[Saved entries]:
————

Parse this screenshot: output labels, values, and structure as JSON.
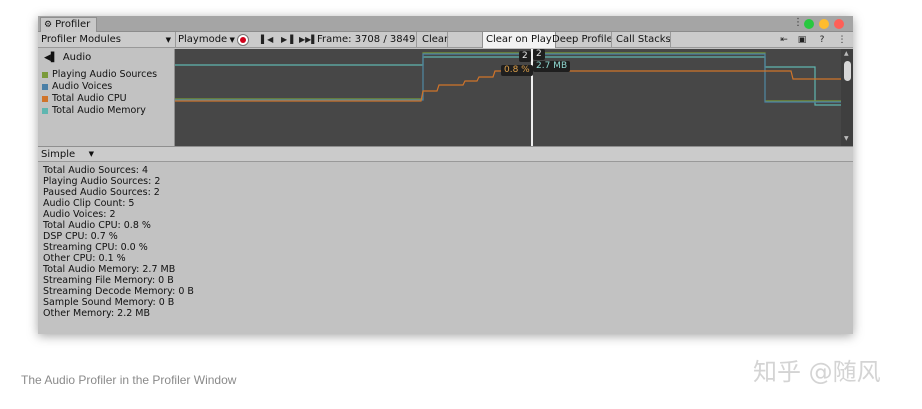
{
  "window": {
    "tab_title": "Profiler",
    "kebab": "⋮"
  },
  "toolbar": {
    "modules_label": "Profiler Modules",
    "playmode_label": "Playmode",
    "frame_label": "Frame: 3708 / 3849",
    "clear_label": "Clear",
    "clear_on_play_label": "Clear on Play",
    "deep_profile_label": "Deep Profile",
    "call_stacks_label": "Call Stacks"
  },
  "module": {
    "name": "Audio",
    "legend": [
      {
        "label": "Playing Audio Sources",
        "color": "#7a9a3a"
      },
      {
        "label": "Audio Voices",
        "color": "#4a7fa6"
      },
      {
        "label": "Total Audio CPU",
        "color": "#d0742a"
      },
      {
        "label": "Total Audio Memory",
        "color": "#5fb6b0"
      }
    ]
  },
  "chart_tooltips": {
    "playing_sources": "2",
    "voices": "2",
    "cpu": "0.8 %",
    "memory": "2.7 MB"
  },
  "chart_data": {
    "type": "line",
    "series": [
      {
        "name": "Playing Audio Sources",
        "color": "#7a9a3a"
      },
      {
        "name": "Audio Voices",
        "color": "#4a7fa6"
      },
      {
        "name": "Total Audio CPU",
        "color": "#d0742a"
      },
      {
        "name": "Total Audio Memory",
        "color": "#5fb6b0"
      }
    ],
    "selected_frame": 3708
  },
  "detail": {
    "view_label": "Simple",
    "stats": [
      "Total Audio Sources: 4",
      "Playing Audio Sources: 2",
      "Paused Audio Sources: 2",
      "Audio Clip Count: 5",
      "Audio Voices: 2",
      "Total Audio CPU: 0.8 %",
      "DSP CPU: 0.7 %",
      "Streaming CPU: 0.0 %",
      "Other CPU: 0.1 %",
      "Total Audio Memory: 2.7 MB",
      "Streaming File Memory: 0 B",
      "Streaming Decode Memory: 0 B",
      "Sample Sound Memory: 0 B",
      "Other Memory: 2.2 MB"
    ]
  },
  "caption": "The Audio Profiler in the Profiler Window",
  "watermark": "知乎 @随风"
}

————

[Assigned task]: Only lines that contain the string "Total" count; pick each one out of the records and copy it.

[Answer to this task]:
        "label": "Total Audio CPU",
        "label": "Total Audio Memory",
        "name": "Total Audio CPU",
        "name": "Total Audio Memory",
      "Total Audio Sources: 4",
      "Total Audio CPU: 0.8 %",
      "Total Audio Memory: 2.7 MB",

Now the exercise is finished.